Everything in the entries except the pictures should be copied exactly.

*** Block opens ***

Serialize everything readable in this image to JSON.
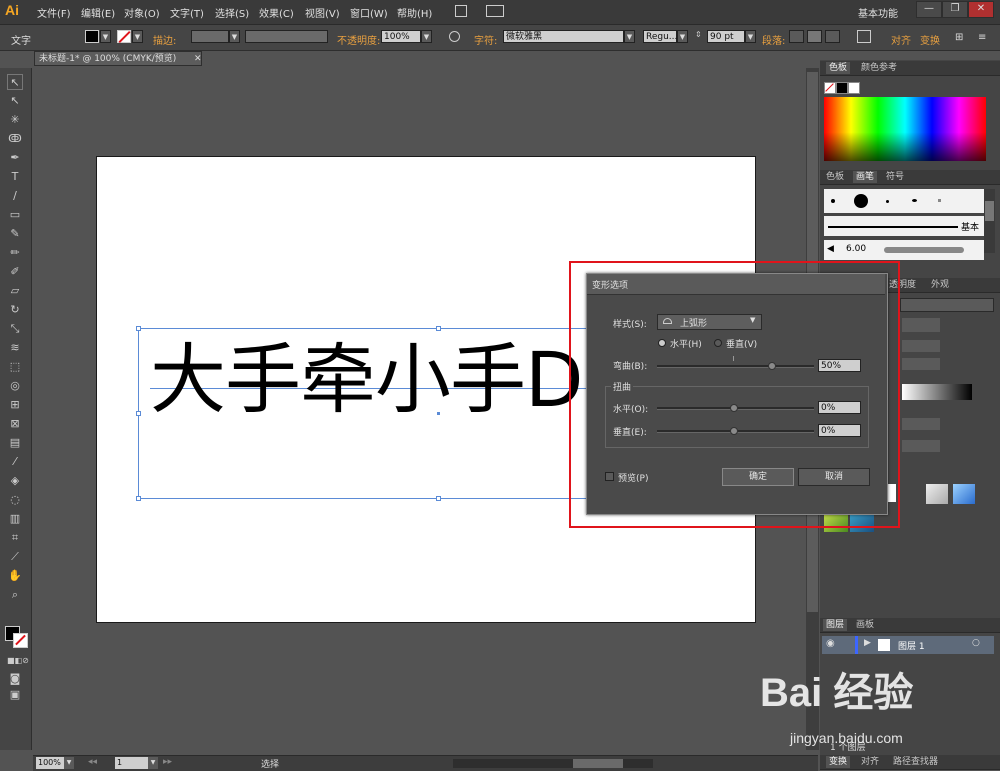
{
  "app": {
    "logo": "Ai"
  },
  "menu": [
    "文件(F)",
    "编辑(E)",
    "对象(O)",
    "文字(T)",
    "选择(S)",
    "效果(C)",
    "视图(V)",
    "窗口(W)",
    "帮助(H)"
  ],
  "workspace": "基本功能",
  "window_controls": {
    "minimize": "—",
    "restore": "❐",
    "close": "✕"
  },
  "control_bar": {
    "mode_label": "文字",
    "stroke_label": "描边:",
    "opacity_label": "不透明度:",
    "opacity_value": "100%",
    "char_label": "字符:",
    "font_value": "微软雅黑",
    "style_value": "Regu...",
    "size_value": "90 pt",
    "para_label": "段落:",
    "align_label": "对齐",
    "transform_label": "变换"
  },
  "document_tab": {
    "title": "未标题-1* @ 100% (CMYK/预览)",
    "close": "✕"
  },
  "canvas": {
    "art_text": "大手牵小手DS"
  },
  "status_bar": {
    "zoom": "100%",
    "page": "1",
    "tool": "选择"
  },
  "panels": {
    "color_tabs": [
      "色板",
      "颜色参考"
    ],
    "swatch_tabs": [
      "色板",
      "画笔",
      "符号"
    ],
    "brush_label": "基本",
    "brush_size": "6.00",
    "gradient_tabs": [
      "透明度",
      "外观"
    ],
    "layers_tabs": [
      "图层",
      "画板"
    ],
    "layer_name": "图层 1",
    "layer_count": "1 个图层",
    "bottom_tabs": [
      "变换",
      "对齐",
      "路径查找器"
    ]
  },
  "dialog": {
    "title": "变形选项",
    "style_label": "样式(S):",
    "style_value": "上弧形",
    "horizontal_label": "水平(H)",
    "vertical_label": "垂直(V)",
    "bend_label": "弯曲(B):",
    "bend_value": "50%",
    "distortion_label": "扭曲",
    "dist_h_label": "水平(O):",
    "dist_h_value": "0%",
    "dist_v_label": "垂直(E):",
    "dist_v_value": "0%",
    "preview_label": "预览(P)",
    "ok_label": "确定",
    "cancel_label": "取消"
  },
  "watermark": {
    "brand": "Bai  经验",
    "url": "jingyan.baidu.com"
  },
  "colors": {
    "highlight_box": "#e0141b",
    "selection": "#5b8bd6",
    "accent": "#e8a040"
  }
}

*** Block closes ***

RESULT »
Serialize everything readable in this image to JSON.
{
  "app": {
    "logo": "Ai"
  },
  "menu": [
    "文件(F)",
    "编辑(E)",
    "对象(O)",
    "文字(T)",
    "选择(S)",
    "效果(C)",
    "视图(V)",
    "窗口(W)",
    "帮助(H)"
  ],
  "workspace": "基本功能",
  "window_controls": {
    "minimize": "—",
    "restore": "❐",
    "close": "✕"
  },
  "control_bar": {
    "mode_label": "文字",
    "stroke_label": "描边:",
    "opacity_label": "不透明度:",
    "opacity_value": "100%",
    "char_label": "字符:",
    "font_value": "微软雅黑",
    "style_value": "Regu...",
    "size_value": "90 pt",
    "para_label": "段落:",
    "align_label": "对齐",
    "transform_label": "变换"
  },
  "document_tab": {
    "title": "未标题-1* @ 100% (CMYK/预览)",
    "close": "✕"
  },
  "canvas": {
    "art_text": "大手牵小手DS"
  },
  "status_bar": {
    "zoom": "100%",
    "page": "1",
    "tool": "选择"
  },
  "panels": {
    "color_tabs": [
      "色板",
      "颜色参考"
    ],
    "swatch_tabs": [
      "色板",
      "画笔",
      "符号"
    ],
    "brush_label": "基本",
    "brush_size": "6.00",
    "gradient_tabs": [
      "透明度",
      "外观"
    ],
    "layers_tabs": [
      "图层",
      "画板"
    ],
    "layer_name": "图层 1",
    "layer_count": "1 个图层",
    "bottom_tabs": [
      "变换",
      "对齐",
      "路径查找器"
    ]
  },
  "dialog": {
    "title": "变形选项",
    "style_label": "样式(S):",
    "style_value": "上弧形",
    "horizontal_label": "水平(H)",
    "vertical_label": "垂直(V)",
    "bend_label": "弯曲(B):",
    "bend_value": "50%",
    "distortion_label": "扭曲",
    "dist_h_label": "水平(O):",
    "dist_h_value": "0%",
    "dist_v_label": "垂直(E):",
    "dist_v_value": "0%",
    "preview_label": "预览(P)",
    "ok_label": "确定",
    "cancel_label": "取消"
  },
  "watermark": {
    "brand": "Bai  经验",
    "url": "jingyan.baidu.com"
  },
  "colors": {
    "highlight_box": "#e0141b",
    "selection": "#5b8bd6",
    "accent": "#e8a040"
  }
}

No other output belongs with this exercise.